"There are instances where you wouldn't want to have two, let's say, 'alpha men' in the same shop because they would be banging heads all the time," says Pascal Tremblay, general partner at Novacap, another private equity firm. "But these guys are so different and complementary that they make a very good team in the end. It's a powerful mix."
Novacap stepped up to invest in whatever Boyko and Taillefer wanted to pursue (the firm now owns 21 per cent of privately held Stingray), as did Telesystem, which now holds 36 per cent. (The board consists of Boyko, Taillefer, Tremblay and Sirois.) For Sirois, the son of CIBC chairman Charles Sirois - a onetime tech wunderkind himself - backing a company without a product was an attempt to correct a past mistake. In 1998, Boyko approached Telesystem for capital to expand eFundraising.com. "I thought it was the worst idea in the world," Sirois recalls. "I told Eric that I would not put any money in that kind of project. And six months later, he sold the company for $30-million."
With funding for Stingray in hand, Boyko and Taillefer spent nearly a year weighing ideas. They ranged from the unlikely (online bird watching) to more conventional content plays like trivia.
When the partners considered karaoke, the nut issue became apparent almost immediately: rights.

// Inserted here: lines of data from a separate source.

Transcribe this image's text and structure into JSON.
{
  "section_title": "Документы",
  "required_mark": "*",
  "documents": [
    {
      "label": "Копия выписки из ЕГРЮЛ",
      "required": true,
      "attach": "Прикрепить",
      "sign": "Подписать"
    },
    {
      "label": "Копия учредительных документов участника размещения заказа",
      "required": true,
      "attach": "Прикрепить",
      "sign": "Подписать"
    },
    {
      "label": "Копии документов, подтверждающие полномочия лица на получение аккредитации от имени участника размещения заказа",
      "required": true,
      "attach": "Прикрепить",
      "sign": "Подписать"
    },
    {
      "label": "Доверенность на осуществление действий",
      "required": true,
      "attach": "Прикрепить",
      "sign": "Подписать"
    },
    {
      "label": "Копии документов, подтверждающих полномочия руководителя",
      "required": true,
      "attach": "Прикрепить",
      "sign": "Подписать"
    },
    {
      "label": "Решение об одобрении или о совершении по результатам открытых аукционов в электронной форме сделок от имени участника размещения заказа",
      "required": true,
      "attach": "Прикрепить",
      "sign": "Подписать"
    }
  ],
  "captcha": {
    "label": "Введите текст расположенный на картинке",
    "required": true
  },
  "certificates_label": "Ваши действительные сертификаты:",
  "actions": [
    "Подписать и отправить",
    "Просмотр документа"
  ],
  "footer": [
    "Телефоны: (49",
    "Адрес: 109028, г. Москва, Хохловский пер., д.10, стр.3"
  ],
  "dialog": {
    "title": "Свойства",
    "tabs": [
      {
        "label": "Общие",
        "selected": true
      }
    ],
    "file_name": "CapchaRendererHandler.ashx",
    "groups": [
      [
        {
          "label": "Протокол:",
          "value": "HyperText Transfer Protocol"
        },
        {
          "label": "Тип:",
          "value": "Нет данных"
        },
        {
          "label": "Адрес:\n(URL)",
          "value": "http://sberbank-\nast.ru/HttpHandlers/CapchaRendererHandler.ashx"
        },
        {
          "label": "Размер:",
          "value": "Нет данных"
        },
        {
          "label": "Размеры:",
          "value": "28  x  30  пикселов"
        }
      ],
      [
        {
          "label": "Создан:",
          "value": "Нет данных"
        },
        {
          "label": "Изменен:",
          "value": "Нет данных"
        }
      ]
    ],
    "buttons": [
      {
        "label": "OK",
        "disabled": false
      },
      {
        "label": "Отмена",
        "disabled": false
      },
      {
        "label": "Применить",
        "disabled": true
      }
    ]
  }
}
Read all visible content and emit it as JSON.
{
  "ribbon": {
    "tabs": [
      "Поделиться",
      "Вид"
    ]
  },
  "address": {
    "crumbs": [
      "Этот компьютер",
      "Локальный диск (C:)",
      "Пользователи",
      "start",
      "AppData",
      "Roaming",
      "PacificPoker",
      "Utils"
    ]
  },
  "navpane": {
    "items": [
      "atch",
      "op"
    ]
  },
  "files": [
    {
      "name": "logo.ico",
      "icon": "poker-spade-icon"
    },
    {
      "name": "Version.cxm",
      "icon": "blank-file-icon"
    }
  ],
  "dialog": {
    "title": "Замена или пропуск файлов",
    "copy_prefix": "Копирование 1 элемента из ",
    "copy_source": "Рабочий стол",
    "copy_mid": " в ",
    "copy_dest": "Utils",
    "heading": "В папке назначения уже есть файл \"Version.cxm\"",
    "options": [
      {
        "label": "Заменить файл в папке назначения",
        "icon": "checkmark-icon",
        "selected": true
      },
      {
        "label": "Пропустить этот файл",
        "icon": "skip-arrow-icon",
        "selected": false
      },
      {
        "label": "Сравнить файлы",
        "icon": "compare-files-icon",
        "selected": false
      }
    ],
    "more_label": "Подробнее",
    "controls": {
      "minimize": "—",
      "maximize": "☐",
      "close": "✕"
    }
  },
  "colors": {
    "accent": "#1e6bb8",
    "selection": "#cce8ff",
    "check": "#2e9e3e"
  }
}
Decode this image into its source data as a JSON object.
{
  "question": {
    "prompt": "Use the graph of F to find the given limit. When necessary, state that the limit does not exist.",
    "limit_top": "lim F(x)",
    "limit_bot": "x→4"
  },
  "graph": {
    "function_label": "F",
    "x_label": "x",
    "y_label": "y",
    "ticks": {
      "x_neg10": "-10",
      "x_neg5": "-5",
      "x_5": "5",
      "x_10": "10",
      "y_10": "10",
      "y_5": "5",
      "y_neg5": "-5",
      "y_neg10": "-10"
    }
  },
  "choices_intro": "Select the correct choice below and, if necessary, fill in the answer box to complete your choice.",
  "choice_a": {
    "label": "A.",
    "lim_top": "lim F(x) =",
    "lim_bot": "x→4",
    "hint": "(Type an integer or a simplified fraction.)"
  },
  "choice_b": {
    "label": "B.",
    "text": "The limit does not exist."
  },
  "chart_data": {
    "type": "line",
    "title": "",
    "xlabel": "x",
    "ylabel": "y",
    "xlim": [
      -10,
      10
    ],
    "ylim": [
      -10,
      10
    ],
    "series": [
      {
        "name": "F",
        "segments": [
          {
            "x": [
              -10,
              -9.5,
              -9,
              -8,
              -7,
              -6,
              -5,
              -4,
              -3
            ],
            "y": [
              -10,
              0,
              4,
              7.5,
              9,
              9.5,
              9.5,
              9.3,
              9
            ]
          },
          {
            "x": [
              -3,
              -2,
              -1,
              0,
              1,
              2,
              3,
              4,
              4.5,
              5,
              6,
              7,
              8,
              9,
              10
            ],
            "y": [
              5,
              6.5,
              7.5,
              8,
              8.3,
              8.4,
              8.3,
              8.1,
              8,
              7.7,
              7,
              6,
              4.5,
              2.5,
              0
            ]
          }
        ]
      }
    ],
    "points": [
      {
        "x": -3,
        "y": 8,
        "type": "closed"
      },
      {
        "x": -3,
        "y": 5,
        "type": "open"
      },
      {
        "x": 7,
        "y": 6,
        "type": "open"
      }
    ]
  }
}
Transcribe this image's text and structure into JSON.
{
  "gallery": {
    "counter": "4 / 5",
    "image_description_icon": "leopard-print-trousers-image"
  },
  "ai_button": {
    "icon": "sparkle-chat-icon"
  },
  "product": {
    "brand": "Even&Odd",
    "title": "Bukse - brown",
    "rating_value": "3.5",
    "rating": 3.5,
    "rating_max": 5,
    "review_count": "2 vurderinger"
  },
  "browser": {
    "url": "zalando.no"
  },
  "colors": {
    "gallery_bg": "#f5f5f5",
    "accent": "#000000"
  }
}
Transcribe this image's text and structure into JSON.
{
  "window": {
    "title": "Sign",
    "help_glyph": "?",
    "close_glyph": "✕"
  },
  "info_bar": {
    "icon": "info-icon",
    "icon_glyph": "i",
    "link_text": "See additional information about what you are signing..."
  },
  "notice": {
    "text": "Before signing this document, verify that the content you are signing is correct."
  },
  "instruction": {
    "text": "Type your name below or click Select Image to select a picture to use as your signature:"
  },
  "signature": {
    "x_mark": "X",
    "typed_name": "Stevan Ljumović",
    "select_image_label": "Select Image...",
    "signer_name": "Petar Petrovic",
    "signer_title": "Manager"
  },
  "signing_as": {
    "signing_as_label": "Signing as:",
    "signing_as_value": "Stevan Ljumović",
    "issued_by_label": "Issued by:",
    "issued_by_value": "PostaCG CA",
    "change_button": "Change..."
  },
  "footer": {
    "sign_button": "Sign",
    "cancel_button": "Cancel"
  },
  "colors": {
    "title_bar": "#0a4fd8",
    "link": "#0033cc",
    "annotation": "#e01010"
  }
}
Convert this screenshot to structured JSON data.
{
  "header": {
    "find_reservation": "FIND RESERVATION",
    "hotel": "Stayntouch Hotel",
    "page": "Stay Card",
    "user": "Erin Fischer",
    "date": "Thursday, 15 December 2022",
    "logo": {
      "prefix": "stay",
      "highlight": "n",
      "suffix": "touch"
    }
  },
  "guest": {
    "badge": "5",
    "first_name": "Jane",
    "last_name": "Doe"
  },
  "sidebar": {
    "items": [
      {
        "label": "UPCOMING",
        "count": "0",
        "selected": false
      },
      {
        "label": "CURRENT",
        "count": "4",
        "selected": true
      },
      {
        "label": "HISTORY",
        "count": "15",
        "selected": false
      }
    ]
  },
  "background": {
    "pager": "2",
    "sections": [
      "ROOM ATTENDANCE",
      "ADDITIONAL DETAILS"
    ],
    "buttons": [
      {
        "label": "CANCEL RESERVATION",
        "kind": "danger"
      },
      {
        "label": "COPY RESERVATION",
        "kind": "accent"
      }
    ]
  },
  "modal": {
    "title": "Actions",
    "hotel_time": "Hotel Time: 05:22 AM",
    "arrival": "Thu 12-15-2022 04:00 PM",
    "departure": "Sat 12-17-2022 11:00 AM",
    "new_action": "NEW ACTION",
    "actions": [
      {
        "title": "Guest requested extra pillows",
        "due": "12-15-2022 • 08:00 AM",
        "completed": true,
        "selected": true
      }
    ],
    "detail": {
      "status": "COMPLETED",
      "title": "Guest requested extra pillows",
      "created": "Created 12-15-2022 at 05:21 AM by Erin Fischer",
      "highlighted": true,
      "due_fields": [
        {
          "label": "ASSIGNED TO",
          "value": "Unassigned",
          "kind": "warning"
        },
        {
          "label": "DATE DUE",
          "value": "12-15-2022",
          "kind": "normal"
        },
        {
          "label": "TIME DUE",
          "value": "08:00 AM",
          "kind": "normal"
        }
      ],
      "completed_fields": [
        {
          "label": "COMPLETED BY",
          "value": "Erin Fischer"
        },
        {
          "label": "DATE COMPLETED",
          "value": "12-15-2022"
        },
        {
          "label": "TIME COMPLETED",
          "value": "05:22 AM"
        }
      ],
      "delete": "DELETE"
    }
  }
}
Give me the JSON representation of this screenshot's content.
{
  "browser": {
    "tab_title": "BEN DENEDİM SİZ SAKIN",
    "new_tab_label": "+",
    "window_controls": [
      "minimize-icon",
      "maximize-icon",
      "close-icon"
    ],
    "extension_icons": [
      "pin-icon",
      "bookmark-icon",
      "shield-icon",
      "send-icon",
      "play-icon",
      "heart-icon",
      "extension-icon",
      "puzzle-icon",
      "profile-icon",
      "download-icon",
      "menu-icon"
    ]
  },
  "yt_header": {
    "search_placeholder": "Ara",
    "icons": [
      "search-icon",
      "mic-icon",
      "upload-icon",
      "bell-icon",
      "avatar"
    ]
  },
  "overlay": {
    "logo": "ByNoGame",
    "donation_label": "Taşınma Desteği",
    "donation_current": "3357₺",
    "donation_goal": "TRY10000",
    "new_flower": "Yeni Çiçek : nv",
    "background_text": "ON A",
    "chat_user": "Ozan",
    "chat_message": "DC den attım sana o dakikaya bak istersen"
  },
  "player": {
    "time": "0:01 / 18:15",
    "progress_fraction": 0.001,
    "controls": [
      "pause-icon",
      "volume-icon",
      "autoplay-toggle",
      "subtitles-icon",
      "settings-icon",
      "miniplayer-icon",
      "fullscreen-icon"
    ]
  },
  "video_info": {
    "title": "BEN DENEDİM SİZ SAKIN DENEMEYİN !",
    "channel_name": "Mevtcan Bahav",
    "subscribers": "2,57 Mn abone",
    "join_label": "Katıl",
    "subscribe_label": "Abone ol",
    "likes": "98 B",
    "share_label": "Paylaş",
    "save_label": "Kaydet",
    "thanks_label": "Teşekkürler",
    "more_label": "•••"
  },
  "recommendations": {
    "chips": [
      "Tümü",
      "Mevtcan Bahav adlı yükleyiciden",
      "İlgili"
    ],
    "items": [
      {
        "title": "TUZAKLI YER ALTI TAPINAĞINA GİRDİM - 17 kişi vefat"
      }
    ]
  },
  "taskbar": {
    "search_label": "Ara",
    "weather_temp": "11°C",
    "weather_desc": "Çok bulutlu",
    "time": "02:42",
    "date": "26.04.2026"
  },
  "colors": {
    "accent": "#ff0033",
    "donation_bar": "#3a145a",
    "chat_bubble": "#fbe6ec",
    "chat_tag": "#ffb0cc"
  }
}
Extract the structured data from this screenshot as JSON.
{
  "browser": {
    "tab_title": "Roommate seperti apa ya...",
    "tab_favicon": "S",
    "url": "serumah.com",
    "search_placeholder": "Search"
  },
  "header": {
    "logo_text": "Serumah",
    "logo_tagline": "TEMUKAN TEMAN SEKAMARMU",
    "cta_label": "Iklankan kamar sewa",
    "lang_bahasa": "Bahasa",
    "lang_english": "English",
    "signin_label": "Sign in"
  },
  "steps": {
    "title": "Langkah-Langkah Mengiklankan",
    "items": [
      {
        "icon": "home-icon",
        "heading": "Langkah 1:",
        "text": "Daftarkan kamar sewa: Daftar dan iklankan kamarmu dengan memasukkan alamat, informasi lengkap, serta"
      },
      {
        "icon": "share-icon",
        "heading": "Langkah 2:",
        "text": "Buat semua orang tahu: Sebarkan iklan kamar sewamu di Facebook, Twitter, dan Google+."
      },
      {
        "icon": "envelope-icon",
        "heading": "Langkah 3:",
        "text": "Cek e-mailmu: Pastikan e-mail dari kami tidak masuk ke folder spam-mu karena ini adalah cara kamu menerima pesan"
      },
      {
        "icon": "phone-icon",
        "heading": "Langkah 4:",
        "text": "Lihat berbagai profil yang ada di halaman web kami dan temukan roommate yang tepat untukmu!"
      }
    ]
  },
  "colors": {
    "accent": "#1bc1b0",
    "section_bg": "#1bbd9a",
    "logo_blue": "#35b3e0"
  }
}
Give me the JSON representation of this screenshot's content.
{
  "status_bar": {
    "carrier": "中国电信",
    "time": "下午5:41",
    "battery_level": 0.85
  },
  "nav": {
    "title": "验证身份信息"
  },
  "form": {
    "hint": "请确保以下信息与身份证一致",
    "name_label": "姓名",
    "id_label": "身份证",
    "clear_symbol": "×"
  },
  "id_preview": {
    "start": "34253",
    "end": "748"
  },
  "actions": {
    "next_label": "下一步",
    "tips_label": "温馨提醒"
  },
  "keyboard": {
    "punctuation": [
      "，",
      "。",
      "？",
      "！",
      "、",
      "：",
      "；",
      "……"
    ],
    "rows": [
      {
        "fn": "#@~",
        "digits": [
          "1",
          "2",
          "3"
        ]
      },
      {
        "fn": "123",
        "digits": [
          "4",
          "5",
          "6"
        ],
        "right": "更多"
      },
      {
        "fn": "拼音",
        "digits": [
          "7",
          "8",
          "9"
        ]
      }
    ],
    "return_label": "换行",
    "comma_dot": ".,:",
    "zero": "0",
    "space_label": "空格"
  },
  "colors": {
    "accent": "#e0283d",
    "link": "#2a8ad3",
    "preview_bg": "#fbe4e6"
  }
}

Music rights vary by application. It is one thing to broadcast a song, another to license it for an ad, and another again for an artist to record a song. And it's yet another to record a karaoke version - to replicate the backing tracks with hired musicians, with the lyrics embedded for simultaneous playback. Karaoke rights are cheaper than recording rights, because there's not as much intellectual property at stake (and, at least until now, not much audience at stake either).Report Typo/Error